▶ **Task instructions**
Every line below needs to be reproduced exactly.

▶ **Records shown**
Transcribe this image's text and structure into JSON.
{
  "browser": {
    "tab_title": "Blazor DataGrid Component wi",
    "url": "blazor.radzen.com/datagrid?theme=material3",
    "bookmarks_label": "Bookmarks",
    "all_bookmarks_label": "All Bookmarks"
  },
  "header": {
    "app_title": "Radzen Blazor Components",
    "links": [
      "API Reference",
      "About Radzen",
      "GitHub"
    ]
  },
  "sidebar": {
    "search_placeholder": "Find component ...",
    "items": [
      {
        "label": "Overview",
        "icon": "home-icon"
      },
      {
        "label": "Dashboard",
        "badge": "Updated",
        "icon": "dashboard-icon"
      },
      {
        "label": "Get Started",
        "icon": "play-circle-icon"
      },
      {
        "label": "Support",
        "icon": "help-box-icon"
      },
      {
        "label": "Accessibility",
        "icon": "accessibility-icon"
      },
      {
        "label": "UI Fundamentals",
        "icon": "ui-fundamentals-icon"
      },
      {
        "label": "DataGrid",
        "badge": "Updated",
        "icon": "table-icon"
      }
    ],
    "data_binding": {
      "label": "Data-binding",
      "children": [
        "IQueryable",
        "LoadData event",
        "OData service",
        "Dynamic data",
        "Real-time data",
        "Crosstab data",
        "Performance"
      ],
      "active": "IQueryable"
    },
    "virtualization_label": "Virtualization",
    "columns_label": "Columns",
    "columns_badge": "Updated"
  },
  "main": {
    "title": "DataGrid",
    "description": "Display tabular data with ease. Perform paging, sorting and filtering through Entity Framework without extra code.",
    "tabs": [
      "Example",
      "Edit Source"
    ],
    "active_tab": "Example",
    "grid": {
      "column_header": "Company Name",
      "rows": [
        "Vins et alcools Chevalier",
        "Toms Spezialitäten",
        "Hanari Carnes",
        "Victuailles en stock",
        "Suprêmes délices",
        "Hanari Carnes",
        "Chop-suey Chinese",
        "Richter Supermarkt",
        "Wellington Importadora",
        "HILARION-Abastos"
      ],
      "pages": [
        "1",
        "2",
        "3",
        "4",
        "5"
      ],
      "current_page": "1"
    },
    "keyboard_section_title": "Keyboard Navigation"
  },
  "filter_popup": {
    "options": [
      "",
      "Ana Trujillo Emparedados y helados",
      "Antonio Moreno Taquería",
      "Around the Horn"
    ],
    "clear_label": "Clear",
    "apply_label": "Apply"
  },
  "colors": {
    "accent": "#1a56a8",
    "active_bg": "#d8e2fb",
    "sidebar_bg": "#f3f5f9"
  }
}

▶ **Exercise answer**
Transcribe this image's text and structure into JSON.
{
  "browser": {
    "tab_title": "Blazor DataGrid Component wi",
    "url": "blazor.radzen.com/datagrid?theme=material3",
    "bookmarks_label": "Bookmarks",
    "all_bookmarks_label": "All Bookmarks"
  },
  "header": {
    "app_title": "Radzen Blazor Components",
    "links": [
      "API Reference",
      "About Radzen",
      "GitHub"
    ]
  },
  "sidebar": {
    "search_placeholder": "Find component ...",
    "items": [
      {
        "label": "Overview",
        "icon": "home-icon"
      },
      {
        "label": "Dashboard",
        "badge": "Updated",
        "icon": "dashboard-icon"
      },
      {
        "label": "Get Started",
        "icon": "play-circle-icon"
      },
      {
        "label": "Support",
        "icon": "help-box-icon"
      },
      {
        "label": "Accessibility",
        "icon": "accessibility-icon"
      },
      {
        "label": "UI Fundamentals",
        "icon": "ui-fundamentals-icon"
      },
      {
        "label": "DataGrid",
        "badge": "Updated",
        "icon": "table-icon"
      }
    ],
    "data_binding": {
      "label": "Data-binding",
      "children": [
        "IQueryable",
        "LoadData event",
        "OData service",
        "Dynamic data",
        "Real-time data",
        "Crosstab data",
        "Performance"
      ],
      "active": "IQueryable"
    },
    "virtualization_label": "Virtualization",
    "columns_label": "Columns",
    "columns_badge": "Updated"
  },
  "main": {
    "title": "DataGrid",
    "description": "Display tabular data with ease. Perform paging, sorting and filtering through Entity Framework without extra code.",
    "tabs": [
      "Example",
      "Edit Source"
    ],
    "active_tab": "Example",
    "grid": {
      "column_header": "Company Name",
      "rows": [
        "Vins et alcools Chevalier",
        "Toms Spezialitäten",
        "Hanari Carnes",
        "Victuailles en stock",
        "Suprêmes délices",
        "Hanari Carnes",
        "Chop-suey Chinese",
        "Richter Supermarkt",
        "Wellington Importadora",
        "HILARION-Abastos"
      ],
      "pages": [
        "1",
        "2",
        "3",
        "4",
        "5"
      ],
      "current_page": "1"
    },
    "keyboard_section_title": "Keyboard Navigation"
  },
  "filter_popup": {
    "options": [
      "",
      "Ana Trujillo Emparedados y helados",
      "Antonio Moreno Taquería",
      "Around the Horn"
    ],
    "clear_label": "Clear",
    "apply_label": "Apply"
  },
  "colors": {
    "accent": "#1a56a8",
    "active_bg": "#d8e2fb",
    "sidebar_bg": "#f3f5f9"
  }
}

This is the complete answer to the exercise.